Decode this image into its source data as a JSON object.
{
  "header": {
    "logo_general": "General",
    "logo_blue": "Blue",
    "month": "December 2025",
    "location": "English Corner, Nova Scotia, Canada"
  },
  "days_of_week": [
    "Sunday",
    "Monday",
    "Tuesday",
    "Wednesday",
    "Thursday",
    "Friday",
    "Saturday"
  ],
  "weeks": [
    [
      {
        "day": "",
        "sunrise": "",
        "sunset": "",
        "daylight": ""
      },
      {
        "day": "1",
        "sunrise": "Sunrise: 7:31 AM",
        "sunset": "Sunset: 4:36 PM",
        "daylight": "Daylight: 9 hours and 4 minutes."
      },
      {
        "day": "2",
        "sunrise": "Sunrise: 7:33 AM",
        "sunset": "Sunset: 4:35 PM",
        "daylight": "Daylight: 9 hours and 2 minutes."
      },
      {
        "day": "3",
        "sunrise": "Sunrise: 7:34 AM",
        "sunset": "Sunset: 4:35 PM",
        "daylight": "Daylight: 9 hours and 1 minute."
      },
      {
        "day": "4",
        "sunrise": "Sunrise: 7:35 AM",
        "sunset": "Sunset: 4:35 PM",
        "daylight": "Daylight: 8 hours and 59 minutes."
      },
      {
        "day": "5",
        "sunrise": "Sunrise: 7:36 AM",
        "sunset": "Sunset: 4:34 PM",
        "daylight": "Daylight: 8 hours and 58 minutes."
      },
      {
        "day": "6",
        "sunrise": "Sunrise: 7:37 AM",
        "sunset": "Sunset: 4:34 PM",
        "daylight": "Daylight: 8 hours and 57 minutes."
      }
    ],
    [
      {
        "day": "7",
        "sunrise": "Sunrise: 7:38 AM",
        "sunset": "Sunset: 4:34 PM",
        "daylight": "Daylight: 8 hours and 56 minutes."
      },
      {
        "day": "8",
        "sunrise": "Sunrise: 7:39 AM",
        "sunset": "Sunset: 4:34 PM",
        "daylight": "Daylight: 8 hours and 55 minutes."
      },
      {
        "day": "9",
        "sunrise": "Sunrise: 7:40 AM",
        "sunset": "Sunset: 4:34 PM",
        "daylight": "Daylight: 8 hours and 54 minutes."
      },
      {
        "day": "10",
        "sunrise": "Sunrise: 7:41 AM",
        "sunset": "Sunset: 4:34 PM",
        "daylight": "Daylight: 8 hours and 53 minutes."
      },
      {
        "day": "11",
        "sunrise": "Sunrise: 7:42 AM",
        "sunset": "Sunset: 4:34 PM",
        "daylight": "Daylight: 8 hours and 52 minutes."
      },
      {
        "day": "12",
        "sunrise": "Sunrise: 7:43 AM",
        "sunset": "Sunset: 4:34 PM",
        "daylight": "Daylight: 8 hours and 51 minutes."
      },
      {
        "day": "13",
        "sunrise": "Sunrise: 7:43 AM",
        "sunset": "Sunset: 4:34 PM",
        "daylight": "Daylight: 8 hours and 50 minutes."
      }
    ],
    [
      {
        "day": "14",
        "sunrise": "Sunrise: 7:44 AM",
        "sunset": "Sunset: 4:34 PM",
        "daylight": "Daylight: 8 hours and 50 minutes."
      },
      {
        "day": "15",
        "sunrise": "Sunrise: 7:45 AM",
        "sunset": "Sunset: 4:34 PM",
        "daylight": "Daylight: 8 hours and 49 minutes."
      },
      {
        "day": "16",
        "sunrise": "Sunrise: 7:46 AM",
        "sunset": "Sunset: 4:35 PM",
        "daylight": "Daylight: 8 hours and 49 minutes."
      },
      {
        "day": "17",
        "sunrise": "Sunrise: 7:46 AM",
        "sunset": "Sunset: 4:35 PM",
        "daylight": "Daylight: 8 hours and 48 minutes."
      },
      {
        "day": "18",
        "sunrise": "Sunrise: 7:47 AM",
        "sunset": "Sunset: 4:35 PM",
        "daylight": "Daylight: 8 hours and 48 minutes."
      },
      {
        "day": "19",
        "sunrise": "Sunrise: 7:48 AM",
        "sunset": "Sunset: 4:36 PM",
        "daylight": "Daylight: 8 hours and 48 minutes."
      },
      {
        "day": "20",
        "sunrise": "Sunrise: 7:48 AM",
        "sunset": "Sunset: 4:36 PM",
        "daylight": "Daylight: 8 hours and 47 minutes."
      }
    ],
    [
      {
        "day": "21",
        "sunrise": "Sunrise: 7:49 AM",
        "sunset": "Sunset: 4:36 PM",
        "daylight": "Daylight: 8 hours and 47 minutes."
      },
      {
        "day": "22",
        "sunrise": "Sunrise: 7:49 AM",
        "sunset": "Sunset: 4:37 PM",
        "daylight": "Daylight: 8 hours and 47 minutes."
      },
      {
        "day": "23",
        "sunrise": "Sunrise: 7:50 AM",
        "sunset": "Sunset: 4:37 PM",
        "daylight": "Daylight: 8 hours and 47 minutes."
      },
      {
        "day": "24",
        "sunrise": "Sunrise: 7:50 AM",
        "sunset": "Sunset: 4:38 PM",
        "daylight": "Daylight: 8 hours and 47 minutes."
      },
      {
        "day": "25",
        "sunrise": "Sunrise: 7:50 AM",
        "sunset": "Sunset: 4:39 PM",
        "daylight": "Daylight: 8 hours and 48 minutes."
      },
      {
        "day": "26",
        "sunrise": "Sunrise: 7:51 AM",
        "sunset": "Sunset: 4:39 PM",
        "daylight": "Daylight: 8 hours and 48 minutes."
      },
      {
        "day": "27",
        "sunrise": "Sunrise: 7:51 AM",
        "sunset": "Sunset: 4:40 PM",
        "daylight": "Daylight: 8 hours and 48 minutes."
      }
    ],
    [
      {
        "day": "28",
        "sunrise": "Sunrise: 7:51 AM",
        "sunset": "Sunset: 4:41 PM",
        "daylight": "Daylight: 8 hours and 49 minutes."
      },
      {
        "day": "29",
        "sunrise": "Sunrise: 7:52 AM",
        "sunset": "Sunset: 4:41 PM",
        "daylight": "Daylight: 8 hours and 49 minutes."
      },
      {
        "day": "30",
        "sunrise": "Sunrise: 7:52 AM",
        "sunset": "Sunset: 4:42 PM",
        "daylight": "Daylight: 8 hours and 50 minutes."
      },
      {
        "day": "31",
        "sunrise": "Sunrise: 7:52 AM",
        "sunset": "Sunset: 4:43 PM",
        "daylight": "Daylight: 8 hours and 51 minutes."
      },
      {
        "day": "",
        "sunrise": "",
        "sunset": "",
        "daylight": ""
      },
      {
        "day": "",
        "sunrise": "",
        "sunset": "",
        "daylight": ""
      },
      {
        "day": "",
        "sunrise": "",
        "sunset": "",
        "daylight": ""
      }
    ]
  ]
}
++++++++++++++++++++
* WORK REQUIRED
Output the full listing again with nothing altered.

* SOLUTION FOR THIS PROBLEM
Decode this image into its source data as a JSON object.
{
  "header": {
    "logo_general": "General",
    "logo_blue": "Blue",
    "month": "December 2025",
    "location": "English Corner, Nova Scotia, Canada"
  },
  "days_of_week": [
    "Sunday",
    "Monday",
    "Tuesday",
    "Wednesday",
    "Thursday",
    "Friday",
    "Saturday"
  ],
  "weeks": [
    [
      {
        "day": "",
        "sunrise": "",
        "sunset": "",
        "daylight": ""
      },
      {
        "day": "1",
        "sunrise": "Sunrise: 7:31 AM",
        "sunset": "Sunset: 4:36 PM",
        "daylight": "Daylight: 9 hours and 4 minutes."
      },
      {
        "day": "2",
        "sunrise": "Sunrise: 7:33 AM",
        "sunset": "Sunset: 4:35 PM",
        "daylight": "Daylight: 9 hours and 2 minutes."
      },
      {
        "day": "3",
        "sunrise": "Sunrise: 7:34 AM",
        "sunset": "Sunset: 4:35 PM",
        "daylight": "Daylight: 9 hours and 1 minute."
      },
      {
        "day": "4",
        "sunrise": "Sunrise: 7:35 AM",
        "sunset": "Sunset: 4:35 PM",
        "daylight": "Daylight: 8 hours and 59 minutes."
      },
      {
        "day": "5",
        "sunrise": "Sunrise: 7:36 AM",
        "sunset": "Sunset: 4:34 PM",
        "daylight": "Daylight: 8 hours and 58 minutes."
      },
      {
        "day": "6",
        "sunrise": "Sunrise: 7:37 AM",
        "sunset": "Sunset: 4:34 PM",
        "daylight": "Daylight: 8 hours and 57 minutes."
      }
    ],
    [
      {
        "day": "7",
        "sunrise": "Sunrise: 7:38 AM",
        "sunset": "Sunset: 4:34 PM",
        "daylight": "Daylight: 8 hours and 56 minutes."
      },
      {
        "day": "8",
        "sunrise": "Sunrise: 7:39 AM",
        "sunset": "Sunset: 4:34 PM",
        "daylight": "Daylight: 8 hours and 55 minutes."
      },
      {
        "day": "9",
        "sunrise": "Sunrise: 7:40 AM",
        "sunset": "Sunset: 4:34 PM",
        "daylight": "Daylight: 8 hours and 54 minutes."
      },
      {
        "day": "10",
        "sunrise": "Sunrise: 7:41 AM",
        "sunset": "Sunset: 4:34 PM",
        "daylight": "Daylight: 8 hours and 53 minutes."
      },
      {
        "day": "11",
        "sunrise": "Sunrise: 7:42 AM",
        "sunset": "Sunset: 4:34 PM",
        "daylight": "Daylight: 8 hours and 52 minutes."
      },
      {
        "day": "12",
        "sunrise": "Sunrise: 7:43 AM",
        "sunset": "Sunset: 4:34 PM",
        "daylight": "Daylight: 8 hours and 51 minutes."
      },
      {
        "day": "13",
        "sunrise": "Sunrise: 7:43 AM",
        "sunset": "Sunset: 4:34 PM",
        "daylight": "Daylight: 8 hours and 50 minutes."
      }
    ],
    [
      {
        "day": "14",
        "sunrise": "Sunrise: 7:44 AM",
        "sunset": "Sunset: 4:34 PM",
        "daylight": "Daylight: 8 hours and 50 minutes."
      },
      {
        "day": "15",
        "sunrise": "Sunrise: 7:45 AM",
        "sunset": "Sunset: 4:34 PM",
        "daylight": "Daylight: 8 hours and 49 minutes."
      },
      {
        "day": "16",
        "sunrise": "Sunrise: 7:46 AM",
        "sunset": "Sunset: 4:35 PM",
        "daylight": "Daylight: 8 hours and 49 minutes."
      },
      {
        "day": "17",
        "sunrise": "Sunrise: 7:46 AM",
        "sunset": "Sunset: 4:35 PM",
        "daylight": "Daylight: 8 hours and 48 minutes."
      },
      {
        "day": "18",
        "sunrise": "Sunrise: 7:47 AM",
        "sunset": "Sunset: 4:35 PM",
        "daylight": "Daylight: 8 hours and 48 minutes."
      },
      {
        "day": "19",
        "sunrise": "Sunrise: 7:48 AM",
        "sunset": "Sunset: 4:36 PM",
        "daylight": "Daylight: 8 hours and 48 minutes."
      },
      {
        "day": "20",
        "sunrise": "Sunrise: 7:48 AM",
        "sunset": "Sunset: 4:36 PM",
        "daylight": "Daylight: 8 hours and 47 minutes."
      }
    ],
    [
      {
        "day": "21",
        "sunrise": "Sunrise: 7:49 AM",
        "sunset": "Sunset: 4:36 PM",
        "daylight": "Daylight: 8 hours and 47 minutes."
      },
      {
        "day": "22",
        "sunrise": "Sunrise: 7:49 AM",
        "sunset": "Sunset: 4:37 PM",
        "daylight": "Daylight: 8 hours and 47 minutes."
      },
      {
        "day": "23",
        "sunrise": "Sunrise: 7:50 AM",
        "sunset": "Sunset: 4:37 PM",
        "daylight": "Daylight: 8 hours and 47 minutes."
      },
      {
        "day": "24",
        "sunrise": "Sunrise: 7:50 AM",
        "sunset": "Sunset: 4:38 PM",
        "daylight": "Daylight: 8 hours and 47 minutes."
      },
      {
        "day": "25",
        "sunrise": "Sunrise: 7:50 AM",
        "sunset": "Sunset: 4:39 PM",
        "daylight": "Daylight: 8 hours and 48 minutes."
      },
      {
        "day": "26",
        "sunrise": "Sunrise: 7:51 AM",
        "sunset": "Sunset: 4:39 PM",
        "daylight": "Daylight: 8 hours and 48 minutes."
      },
      {
        "day": "27",
        "sunrise": "Sunrise: 7:51 AM",
        "sunset": "Sunset: 4:40 PM",
        "daylight": "Daylight: 8 hours and 48 minutes."
      }
    ],
    [
      {
        "day": "28",
        "sunrise": "Sunrise: 7:51 AM",
        "sunset": "Sunset: 4:41 PM",
        "daylight": "Daylight: 8 hours and 49 minutes."
      },
      {
        "day": "29",
        "sunrise": "Sunrise: 7:52 AM",
        "sunset": "Sunset: 4:41 PM",
        "daylight": "Daylight: 8 hours and 49 minutes."
      },
      {
        "day": "30",
        "sunrise": "Sunrise: 7:52 AM",
        "sunset": "Sunset: 4:42 PM",
        "daylight": "Daylight: 8 hours and 50 minutes."
      },
      {
        "day": "31",
        "sunrise": "Sunrise: 7:52 AM",
        "sunset": "Sunset: 4:43 PM",
        "daylight": "Daylight: 8 hours and 51 minutes."
      },
      {
        "day": "",
        "sunrise": "",
        "sunset": "",
        "daylight": ""
      },
      {
        "day": "",
        "sunrise": "",
        "sunset": "",
        "daylight": ""
      },
      {
        "day": "",
        "sunrise": "",
        "sunset": "",
        "daylight": ""
      }
    ]
  ]
}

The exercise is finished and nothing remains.